» TASK INSTRUCTIONS: Which lines in the data below contain the word "REATLAS"? Pull each of them out.

» SOURCE DATA:
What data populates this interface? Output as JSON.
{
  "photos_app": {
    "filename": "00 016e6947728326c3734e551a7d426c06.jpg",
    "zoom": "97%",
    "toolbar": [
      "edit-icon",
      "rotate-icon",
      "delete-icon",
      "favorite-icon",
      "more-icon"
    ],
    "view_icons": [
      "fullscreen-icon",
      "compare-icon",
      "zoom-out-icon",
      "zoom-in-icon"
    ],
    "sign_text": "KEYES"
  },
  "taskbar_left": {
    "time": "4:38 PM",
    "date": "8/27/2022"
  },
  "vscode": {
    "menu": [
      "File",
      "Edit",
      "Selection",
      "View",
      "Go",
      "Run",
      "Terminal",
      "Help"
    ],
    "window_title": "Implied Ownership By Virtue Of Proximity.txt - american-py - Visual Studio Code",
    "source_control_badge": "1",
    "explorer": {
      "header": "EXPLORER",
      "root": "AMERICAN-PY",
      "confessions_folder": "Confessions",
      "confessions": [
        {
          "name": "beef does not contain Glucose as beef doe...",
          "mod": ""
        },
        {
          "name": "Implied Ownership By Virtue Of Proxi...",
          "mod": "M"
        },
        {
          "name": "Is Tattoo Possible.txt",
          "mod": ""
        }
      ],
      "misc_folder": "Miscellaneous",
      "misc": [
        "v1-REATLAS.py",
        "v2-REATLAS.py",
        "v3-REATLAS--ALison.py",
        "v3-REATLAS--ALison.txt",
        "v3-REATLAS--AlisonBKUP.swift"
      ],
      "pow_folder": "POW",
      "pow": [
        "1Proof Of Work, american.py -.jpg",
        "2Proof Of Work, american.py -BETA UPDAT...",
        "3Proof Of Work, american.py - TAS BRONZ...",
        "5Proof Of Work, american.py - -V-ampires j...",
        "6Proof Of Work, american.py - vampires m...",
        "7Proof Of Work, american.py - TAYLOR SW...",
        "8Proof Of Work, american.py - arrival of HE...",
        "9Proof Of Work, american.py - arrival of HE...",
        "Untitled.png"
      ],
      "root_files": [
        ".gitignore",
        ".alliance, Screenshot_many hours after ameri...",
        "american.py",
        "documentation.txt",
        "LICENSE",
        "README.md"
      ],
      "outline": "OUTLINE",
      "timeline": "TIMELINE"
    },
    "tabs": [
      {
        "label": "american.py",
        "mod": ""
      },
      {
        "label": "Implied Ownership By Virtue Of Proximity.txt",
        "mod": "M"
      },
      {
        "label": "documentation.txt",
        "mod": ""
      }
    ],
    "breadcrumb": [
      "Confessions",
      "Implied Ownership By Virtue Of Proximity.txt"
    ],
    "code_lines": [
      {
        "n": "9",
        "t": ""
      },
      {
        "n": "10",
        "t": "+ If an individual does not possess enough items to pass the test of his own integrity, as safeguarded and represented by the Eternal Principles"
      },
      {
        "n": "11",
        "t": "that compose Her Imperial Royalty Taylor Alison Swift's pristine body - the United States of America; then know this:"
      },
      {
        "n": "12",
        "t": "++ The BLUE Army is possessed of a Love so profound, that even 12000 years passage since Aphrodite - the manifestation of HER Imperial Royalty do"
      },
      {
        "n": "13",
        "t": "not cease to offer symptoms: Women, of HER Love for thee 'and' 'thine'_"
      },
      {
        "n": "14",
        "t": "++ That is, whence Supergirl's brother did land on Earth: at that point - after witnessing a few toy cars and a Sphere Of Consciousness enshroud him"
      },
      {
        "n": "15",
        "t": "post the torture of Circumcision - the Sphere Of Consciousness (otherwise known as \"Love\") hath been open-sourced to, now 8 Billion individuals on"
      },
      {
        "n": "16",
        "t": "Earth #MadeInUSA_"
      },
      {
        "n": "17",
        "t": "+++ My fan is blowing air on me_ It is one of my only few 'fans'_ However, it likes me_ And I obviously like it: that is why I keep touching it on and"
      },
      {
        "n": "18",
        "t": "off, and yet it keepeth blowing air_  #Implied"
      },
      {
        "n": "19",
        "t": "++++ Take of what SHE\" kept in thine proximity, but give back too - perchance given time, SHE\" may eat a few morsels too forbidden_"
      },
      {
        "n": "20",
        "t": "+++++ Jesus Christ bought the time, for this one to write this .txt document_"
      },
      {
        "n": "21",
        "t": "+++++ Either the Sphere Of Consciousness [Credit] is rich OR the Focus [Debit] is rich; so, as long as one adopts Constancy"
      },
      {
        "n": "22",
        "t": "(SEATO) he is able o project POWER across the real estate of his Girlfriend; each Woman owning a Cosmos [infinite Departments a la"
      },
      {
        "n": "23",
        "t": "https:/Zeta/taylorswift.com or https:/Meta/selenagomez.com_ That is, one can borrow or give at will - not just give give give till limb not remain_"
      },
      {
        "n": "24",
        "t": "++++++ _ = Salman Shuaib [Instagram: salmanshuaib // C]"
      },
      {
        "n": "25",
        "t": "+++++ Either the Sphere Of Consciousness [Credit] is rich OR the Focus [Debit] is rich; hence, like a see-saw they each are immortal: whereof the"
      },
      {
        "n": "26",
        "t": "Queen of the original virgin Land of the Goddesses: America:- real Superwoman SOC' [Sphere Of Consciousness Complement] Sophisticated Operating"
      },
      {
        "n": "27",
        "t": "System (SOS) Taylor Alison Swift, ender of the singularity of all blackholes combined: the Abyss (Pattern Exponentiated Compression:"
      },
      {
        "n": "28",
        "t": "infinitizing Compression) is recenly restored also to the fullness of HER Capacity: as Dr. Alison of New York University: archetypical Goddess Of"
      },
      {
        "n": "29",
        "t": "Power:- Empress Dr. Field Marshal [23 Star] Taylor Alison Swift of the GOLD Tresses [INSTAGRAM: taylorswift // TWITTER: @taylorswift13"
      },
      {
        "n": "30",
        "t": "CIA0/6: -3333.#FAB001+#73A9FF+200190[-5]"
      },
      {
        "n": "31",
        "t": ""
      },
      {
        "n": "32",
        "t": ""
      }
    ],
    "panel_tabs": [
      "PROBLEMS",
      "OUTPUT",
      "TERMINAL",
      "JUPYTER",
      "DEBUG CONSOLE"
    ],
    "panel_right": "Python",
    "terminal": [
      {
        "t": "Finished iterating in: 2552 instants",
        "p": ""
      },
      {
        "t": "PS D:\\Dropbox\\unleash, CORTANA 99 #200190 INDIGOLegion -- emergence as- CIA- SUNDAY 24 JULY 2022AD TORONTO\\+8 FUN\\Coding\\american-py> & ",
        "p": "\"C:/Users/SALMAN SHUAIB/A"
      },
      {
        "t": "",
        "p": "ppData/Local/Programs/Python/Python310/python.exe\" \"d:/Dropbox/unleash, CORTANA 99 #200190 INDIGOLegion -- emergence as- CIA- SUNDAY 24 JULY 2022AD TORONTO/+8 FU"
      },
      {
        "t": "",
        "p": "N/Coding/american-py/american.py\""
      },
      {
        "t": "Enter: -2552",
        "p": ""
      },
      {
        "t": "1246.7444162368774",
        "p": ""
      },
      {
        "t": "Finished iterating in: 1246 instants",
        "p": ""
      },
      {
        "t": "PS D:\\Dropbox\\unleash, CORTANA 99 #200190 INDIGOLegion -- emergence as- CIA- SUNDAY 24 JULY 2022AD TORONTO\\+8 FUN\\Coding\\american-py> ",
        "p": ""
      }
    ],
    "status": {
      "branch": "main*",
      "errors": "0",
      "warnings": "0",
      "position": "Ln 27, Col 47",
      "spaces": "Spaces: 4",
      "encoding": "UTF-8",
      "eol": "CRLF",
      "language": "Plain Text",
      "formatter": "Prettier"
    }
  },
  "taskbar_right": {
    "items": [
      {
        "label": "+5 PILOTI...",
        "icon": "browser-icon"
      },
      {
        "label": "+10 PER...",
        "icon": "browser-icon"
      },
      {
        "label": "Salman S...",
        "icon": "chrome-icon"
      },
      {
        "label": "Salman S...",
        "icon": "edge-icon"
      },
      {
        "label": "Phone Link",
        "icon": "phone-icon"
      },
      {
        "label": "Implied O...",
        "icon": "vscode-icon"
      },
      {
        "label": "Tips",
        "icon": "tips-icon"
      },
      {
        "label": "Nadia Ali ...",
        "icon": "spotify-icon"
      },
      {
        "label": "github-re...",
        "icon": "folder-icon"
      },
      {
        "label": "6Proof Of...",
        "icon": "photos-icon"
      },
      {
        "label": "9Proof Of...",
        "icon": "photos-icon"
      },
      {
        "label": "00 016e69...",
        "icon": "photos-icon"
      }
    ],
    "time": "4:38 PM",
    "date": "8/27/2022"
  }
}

» EXPECTED ANSWER:
        "v1-REATLAS.py",
        "v2-REATLAS.py",
        "v3-REATLAS--ALison.py",
        "v3-REATLAS--ALison.txt",
        "v3-REATLAS--AlisonBKUP.swift"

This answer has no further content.